The expected output is each line below containing "hate", copied in full.

* _Task inputs_:
____________________
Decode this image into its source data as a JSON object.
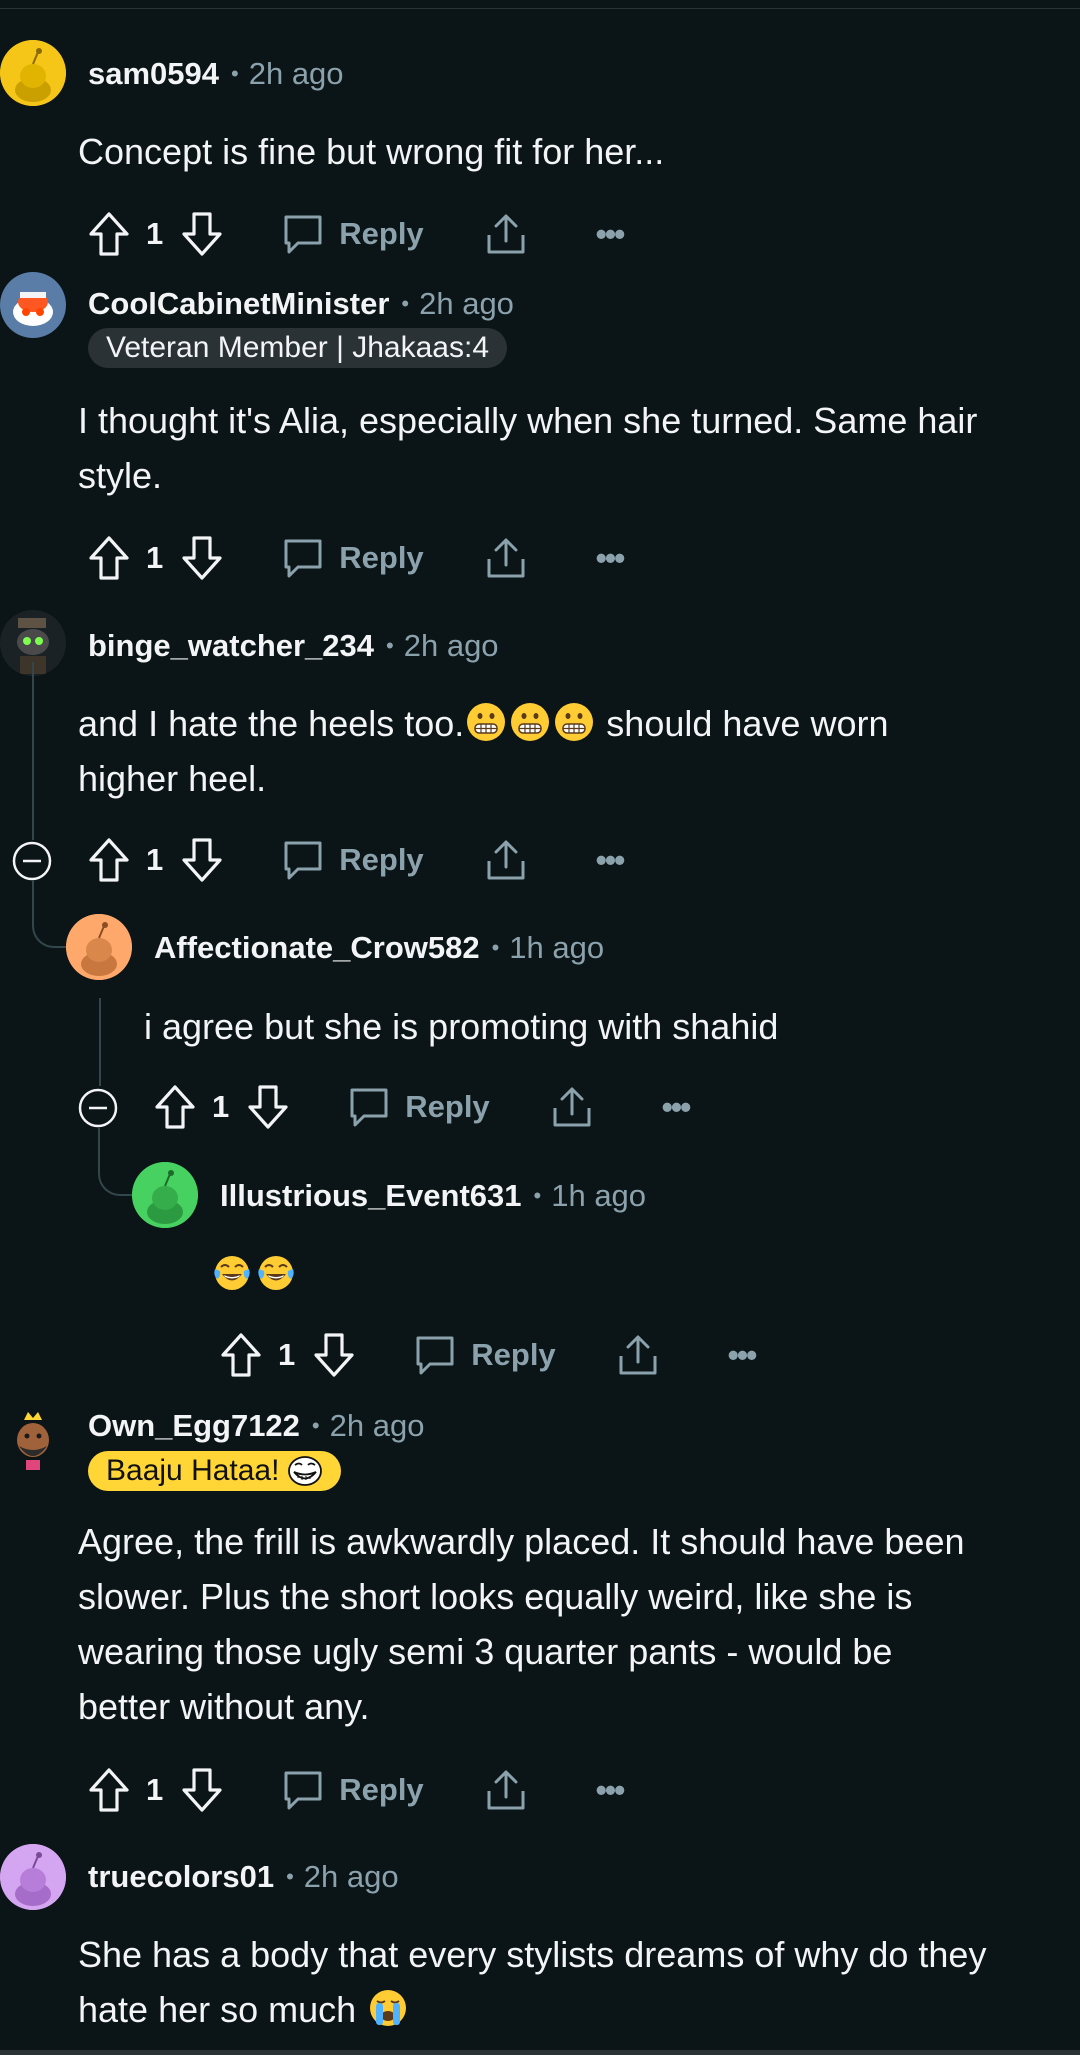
{
  "comments": [
    {
      "username": "sam0594",
      "time": "2h ago",
      "flair": "",
      "body": "Concept is fine but wrong fit for her...",
      "votes": "1",
      "reply_label": "Reply"
    },
    {
      "username": "CoolCabinetMinister",
      "time": "2h ago",
      "flair": "Veteran Member | Jhakaas:4",
      "body_line1": "I thought it's Alia, especially when she turned. Same hair",
      "body_line2": "style.",
      "votes": "1",
      "reply_label": "Reply"
    },
    {
      "username": "binge_watcher_234",
      "time": "2h ago",
      "body_line1_pre": "and I hate the heels too.",
      "body_line1_post": " should have worn",
      "body_line2": "higher heel.",
      "emoji_desc": "grimacing-face x3",
      "votes": "1",
      "reply_label": "Reply"
    },
    {
      "username": "Affectionate_Crow582",
      "time": "1h ago",
      "body": "i agree but she is promoting with shahid",
      "votes": "1",
      "reply_label": "Reply"
    },
    {
      "username": "Illustrious_Event631",
      "time": "1h ago",
      "emoji_desc": "tears-of-joy x2",
      "votes": "1",
      "reply_label": "Reply"
    },
    {
      "username": "Own_Egg7122",
      "time": "2h ago",
      "flair": "Baaju Hataa!",
      "body_lines": [
        "Agree, the frill is awkwardly placed. It should have been",
        "slower. Plus the short looks equally weird, like she is",
        "wearing those ugly semi 3 quarter pants - would be",
        "better without any."
      ],
      "votes": "1",
      "reply_label": "Reply"
    },
    {
      "username": "truecolors01",
      "time": "2h ago",
      "body_line1": "She has a body that every stylists dreams of why do they",
      "body_line2": "hate her so much",
      "emoji_desc": "loudly-crying-face"
    }
  ],
  "colors": {
    "background": "#0b1416",
    "text": "#f2f4f5",
    "muted": "#8ba2ad",
    "flair_gray": "#2a3236",
    "flair_yellow": "#ffd635",
    "thread_line": "#33464c"
  }
}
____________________
* _Answer to this exercise_:
      "body_line1_pre": "and I hate the heels too.",
      "body_line2": "hate her so much",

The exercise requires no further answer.